The study was published in Nature Medicine.

Shrooms for anorexia

Anorexia nervosa is a mental health disorder characterized by severe restriction of calorie intake and a preoccupation with weight and shape.

Given that the condition is considered “ego-centric”, and psilocybin is known to alter ego-consciousness, the researchers behind the new study wondered whether the magic mushroom drug could have a place in anorexia management.

To test this idea, the researchers from the University of California, San Diego, and the University of Michigan Medical School gave ten participants with anorexia (all female) a 25 milligram (mg) dose of COMP360, a synthetic form of psilocybin manufactured by the study’s sponsor, Compass Pathways.

The participants spent the next eight hours in a room with two psychologists while the drug’s effects played out. The participants saw the psychologists again the day after they took the drug for further assessment. Further appointments with the psychologists were scheduled a week after they took the drug, a month after and three months after.  

The researchers were primarily looking to see if the participants’ eating disorder examination scores dropped after their psilocybin sessions – and many did. The day before their psilocybin sessions, the participants had an averaged “eating concern” score of 2.1 and averaged “shape concern” score of 3.68. One month after taking psilocybin, these averages dropped to 1.24 and 2.43, respectively. However, these averages – and all the average scores – had wide standard deviations (the variability of the mean) due to the varied experiences of each participant and how few participants there were in the study.

Because of these factors, it’s difficult to definitively say that the psilocybin helped the patients manage their anorexia.

“This study does not demonstrate that psilocybin therapy can be used to treat anorexia nervosa,” Trevor Steward, a senior research fellow at the University of Melbourne – who was not involved in the study – said in a statement.

Instead, Steward and other observers of the trial say that the study’s main finding is that psilocybin is a safe and tolerable drug to give to anorexia patients. After all, no serious adverse events were reported. Two participants did develop hypoglycemia (low blood sugar levels), but these incidences were without symptoms and resolved in 24 hours without medical intervention.

“This study represents an important first step towards determining how safe and well-tolerated psilocybin therapy is for adult patients with anorexia nervosa,” Steward said.

Nonetheless, other observers have emphasized that four participants (40% of sample) in the trial did demonstrate significantly lower eating disorder examination scores at the three-month follow-up. While this result is somewhat compromised by the variability of the other average scores and the low sample size, expert observers say it shows hope that further, more comprehensive trials can uncover a true clinical benefit of psilocybin in anorexia treatment.  

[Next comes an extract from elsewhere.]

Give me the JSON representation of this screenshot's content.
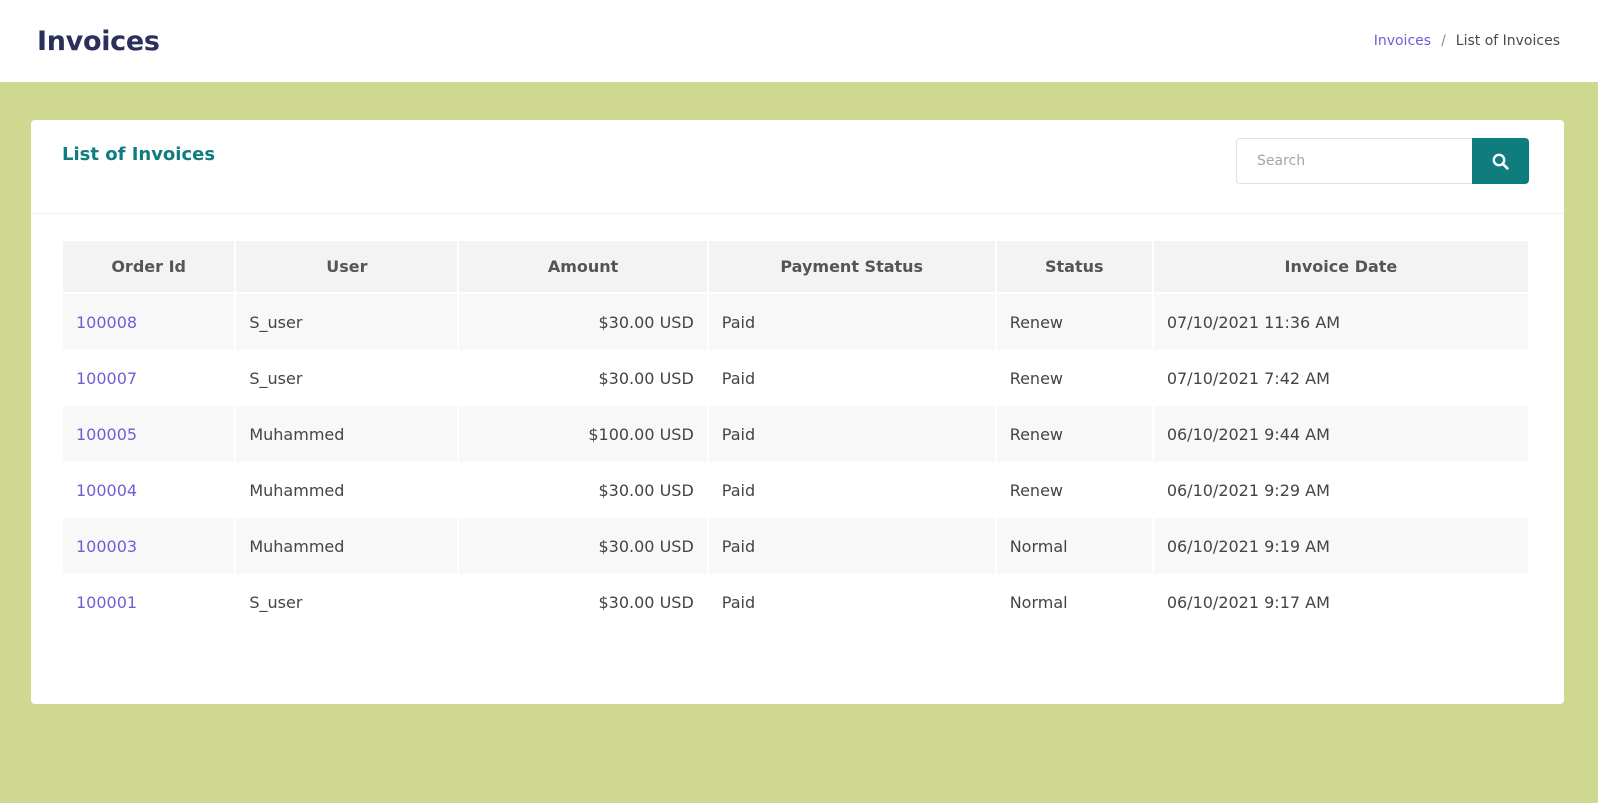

“It’s important to recognize that while the effects of psilocybin therapy on eating disorder symptoms in this study were exploratory in nature and highly variable among the ten participants included, four individuals (40%) demonstrated clinically significant reductions in symptom presentation three months after the experience,” Claire Foldi, a senior research fellow at the Monash University Biomedicine Discovery Institute –who was also not involved in the study – said in a statement.

“A major limitation of this study, duly noted by the authors, was that it included a small, self-referred and therefore perhaps non-representative clinical sample,” she added. “In addition, the lack of a control comparison precludes the possibility that an expectation of positive outcomes may have influenced these findings.”

“These caveats aside, the results offer promise in the pursuit of larger, adequately controlled trials that will determine whether psilocybin-assisted psychotherapy could aid in the unmet need for effective treatment options for individuals suffering from anorexia nervosa.”

Reference: Peck SK, Shao S, Gruen T, et al. Psilocybin therapy for females with anorexia nervosa: a phase 1, open-label feasibility study. Nat Med. 2023:1-7. doi:10.1038/s41591-023-02455-9